(Data records for software interfaces)
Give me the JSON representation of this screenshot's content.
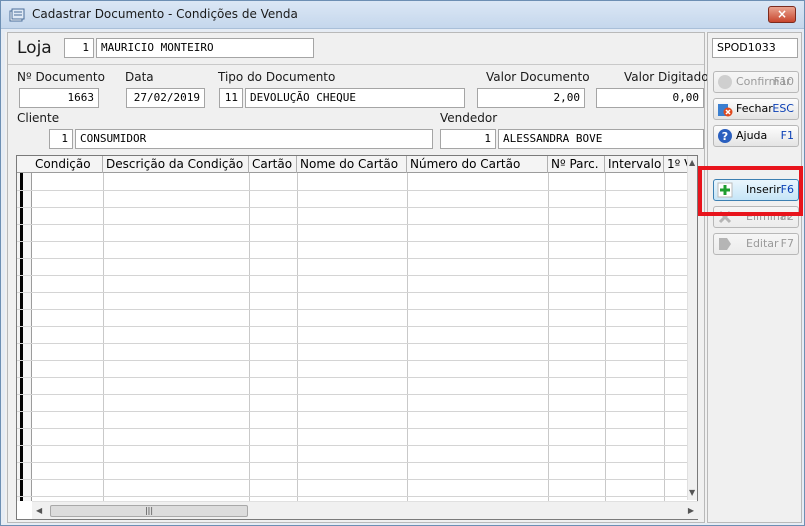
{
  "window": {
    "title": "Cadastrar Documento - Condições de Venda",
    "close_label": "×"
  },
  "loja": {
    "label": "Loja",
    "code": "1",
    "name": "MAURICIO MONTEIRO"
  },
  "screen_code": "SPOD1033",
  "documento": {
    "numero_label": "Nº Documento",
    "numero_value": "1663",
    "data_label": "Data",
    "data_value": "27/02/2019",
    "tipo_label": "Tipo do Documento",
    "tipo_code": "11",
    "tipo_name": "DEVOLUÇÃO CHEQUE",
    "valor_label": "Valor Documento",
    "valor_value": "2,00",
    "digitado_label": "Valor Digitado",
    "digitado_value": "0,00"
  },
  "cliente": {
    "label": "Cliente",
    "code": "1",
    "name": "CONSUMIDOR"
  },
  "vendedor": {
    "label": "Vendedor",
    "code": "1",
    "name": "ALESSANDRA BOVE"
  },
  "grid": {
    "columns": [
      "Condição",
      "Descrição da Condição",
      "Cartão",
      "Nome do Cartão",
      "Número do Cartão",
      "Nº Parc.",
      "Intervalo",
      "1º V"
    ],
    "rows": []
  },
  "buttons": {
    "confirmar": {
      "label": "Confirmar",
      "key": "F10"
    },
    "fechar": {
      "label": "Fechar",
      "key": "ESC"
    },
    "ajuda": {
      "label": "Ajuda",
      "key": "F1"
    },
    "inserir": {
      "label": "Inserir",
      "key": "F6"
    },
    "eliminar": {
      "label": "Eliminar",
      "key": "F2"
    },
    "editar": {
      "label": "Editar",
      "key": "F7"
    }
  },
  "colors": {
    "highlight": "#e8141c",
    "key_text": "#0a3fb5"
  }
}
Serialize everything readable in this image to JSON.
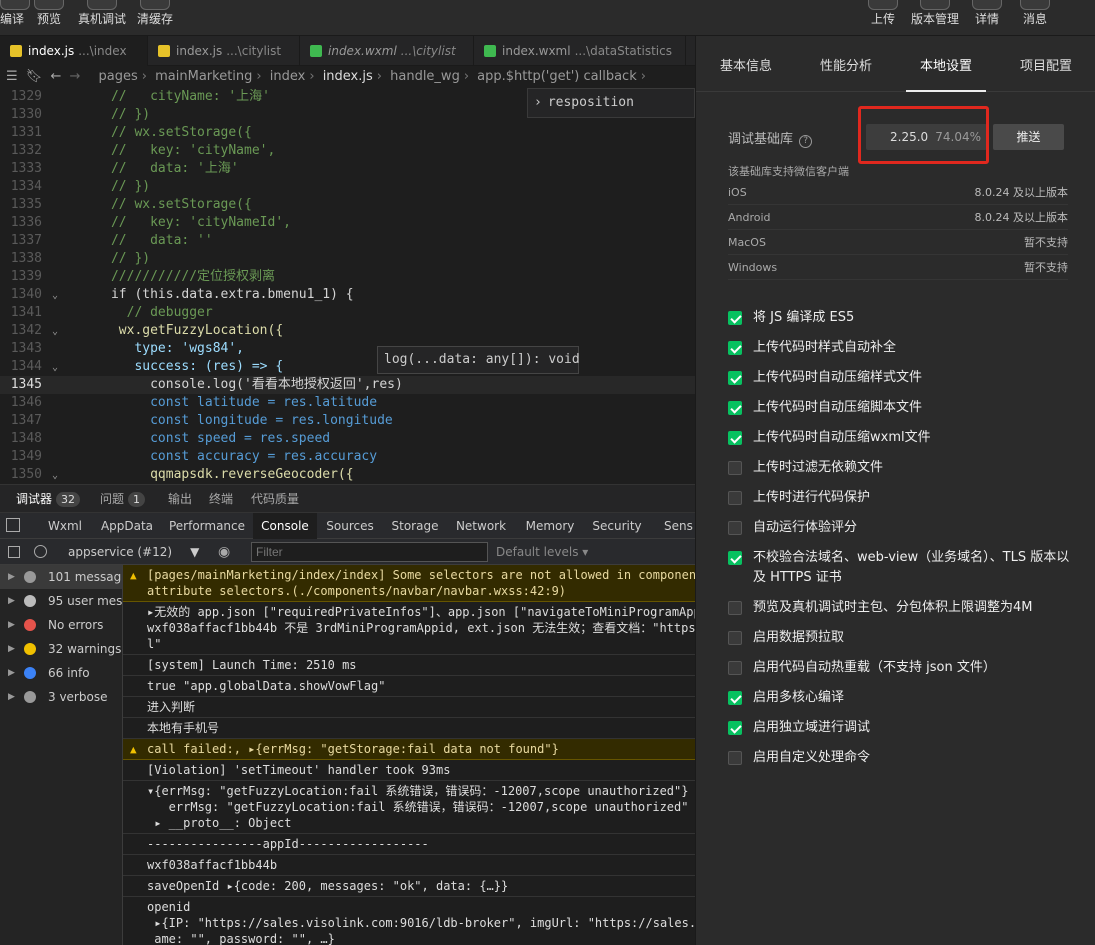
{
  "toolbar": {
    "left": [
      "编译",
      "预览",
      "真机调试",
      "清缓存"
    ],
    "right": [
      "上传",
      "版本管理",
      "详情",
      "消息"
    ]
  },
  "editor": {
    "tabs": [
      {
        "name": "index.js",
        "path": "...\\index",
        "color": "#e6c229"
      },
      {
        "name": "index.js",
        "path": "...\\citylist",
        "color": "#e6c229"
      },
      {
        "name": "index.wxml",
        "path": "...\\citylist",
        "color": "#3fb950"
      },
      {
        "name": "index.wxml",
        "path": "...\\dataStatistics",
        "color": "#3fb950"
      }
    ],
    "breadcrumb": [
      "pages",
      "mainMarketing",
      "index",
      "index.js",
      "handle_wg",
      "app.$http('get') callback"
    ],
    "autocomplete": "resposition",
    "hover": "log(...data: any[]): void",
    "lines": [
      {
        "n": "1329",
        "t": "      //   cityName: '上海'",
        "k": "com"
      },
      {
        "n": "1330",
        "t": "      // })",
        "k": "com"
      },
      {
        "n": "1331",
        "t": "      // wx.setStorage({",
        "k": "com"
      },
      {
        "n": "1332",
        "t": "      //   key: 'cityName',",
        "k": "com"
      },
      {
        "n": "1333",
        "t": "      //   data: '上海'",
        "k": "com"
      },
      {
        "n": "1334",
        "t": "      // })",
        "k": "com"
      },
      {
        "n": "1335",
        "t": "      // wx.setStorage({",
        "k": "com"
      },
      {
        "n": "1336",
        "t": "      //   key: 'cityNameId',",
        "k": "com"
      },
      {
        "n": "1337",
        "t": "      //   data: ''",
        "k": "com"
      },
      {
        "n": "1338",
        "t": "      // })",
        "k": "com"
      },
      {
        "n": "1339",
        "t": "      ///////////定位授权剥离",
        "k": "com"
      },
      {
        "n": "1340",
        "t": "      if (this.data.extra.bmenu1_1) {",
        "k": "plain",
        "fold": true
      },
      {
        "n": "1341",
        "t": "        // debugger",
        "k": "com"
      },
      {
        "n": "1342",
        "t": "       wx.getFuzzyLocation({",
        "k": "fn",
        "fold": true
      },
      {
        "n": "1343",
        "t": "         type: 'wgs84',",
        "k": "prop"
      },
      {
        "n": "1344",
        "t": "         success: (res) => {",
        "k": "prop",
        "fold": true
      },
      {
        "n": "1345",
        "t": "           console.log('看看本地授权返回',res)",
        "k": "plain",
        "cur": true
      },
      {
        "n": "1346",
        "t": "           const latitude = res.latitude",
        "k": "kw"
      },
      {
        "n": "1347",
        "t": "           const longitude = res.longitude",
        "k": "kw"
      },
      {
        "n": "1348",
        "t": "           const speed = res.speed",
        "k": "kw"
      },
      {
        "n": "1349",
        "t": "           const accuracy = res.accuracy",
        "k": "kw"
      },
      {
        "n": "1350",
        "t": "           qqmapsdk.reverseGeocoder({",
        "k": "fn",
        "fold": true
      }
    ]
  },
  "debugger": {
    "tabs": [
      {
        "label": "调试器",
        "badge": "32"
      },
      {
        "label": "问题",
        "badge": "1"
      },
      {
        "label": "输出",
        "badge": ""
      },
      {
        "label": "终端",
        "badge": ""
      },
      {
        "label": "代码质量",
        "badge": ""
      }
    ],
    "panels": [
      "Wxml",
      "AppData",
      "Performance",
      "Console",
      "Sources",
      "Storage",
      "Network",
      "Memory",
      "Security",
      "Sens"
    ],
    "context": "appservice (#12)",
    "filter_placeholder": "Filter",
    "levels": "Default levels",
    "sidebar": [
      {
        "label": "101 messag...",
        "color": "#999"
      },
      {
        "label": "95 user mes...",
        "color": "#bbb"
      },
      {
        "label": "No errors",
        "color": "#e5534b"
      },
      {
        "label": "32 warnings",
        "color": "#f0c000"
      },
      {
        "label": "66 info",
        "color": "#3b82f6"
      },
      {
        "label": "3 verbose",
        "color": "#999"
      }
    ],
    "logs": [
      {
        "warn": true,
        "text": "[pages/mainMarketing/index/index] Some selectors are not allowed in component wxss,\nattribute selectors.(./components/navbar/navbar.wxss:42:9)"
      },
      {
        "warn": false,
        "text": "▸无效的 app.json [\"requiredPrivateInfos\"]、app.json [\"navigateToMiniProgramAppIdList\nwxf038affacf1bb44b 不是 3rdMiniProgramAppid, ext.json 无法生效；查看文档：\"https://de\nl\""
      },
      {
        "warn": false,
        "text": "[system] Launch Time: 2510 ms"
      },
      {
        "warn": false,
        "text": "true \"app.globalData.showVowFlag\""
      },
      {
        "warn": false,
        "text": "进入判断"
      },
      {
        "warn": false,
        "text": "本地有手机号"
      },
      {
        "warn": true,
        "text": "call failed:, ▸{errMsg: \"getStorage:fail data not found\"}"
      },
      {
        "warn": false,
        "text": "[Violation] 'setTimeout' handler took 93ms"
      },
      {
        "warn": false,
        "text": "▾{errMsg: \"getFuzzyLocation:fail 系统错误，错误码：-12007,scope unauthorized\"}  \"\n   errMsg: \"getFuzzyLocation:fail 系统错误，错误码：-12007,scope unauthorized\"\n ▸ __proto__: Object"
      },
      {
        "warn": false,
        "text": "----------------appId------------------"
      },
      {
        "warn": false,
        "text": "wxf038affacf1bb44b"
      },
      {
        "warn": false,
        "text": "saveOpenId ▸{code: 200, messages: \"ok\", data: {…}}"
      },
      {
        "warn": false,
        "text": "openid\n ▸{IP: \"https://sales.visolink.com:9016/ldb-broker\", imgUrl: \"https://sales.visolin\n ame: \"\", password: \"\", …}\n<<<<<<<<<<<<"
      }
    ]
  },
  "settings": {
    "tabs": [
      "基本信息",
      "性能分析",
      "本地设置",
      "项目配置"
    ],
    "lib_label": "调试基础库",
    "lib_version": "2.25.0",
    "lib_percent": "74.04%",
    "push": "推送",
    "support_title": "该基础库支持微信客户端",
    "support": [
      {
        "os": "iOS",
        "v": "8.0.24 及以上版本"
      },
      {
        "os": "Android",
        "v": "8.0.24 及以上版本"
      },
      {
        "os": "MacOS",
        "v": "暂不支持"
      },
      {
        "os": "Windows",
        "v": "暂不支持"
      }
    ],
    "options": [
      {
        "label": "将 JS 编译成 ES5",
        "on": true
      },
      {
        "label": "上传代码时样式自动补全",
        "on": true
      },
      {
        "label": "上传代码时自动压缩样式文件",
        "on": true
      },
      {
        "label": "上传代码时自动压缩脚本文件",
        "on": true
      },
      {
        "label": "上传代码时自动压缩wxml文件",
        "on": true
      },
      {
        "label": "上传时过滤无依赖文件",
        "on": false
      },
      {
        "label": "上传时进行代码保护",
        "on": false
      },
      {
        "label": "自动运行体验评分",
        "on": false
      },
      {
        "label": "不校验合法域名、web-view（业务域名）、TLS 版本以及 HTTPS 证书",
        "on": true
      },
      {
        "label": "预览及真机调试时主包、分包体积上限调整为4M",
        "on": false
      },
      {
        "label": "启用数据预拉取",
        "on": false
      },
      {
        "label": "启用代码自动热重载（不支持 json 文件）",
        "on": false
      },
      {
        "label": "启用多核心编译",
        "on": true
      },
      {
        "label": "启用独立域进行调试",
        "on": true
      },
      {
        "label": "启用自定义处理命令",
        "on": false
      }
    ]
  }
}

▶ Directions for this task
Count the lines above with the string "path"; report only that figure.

▶ Result for this task
4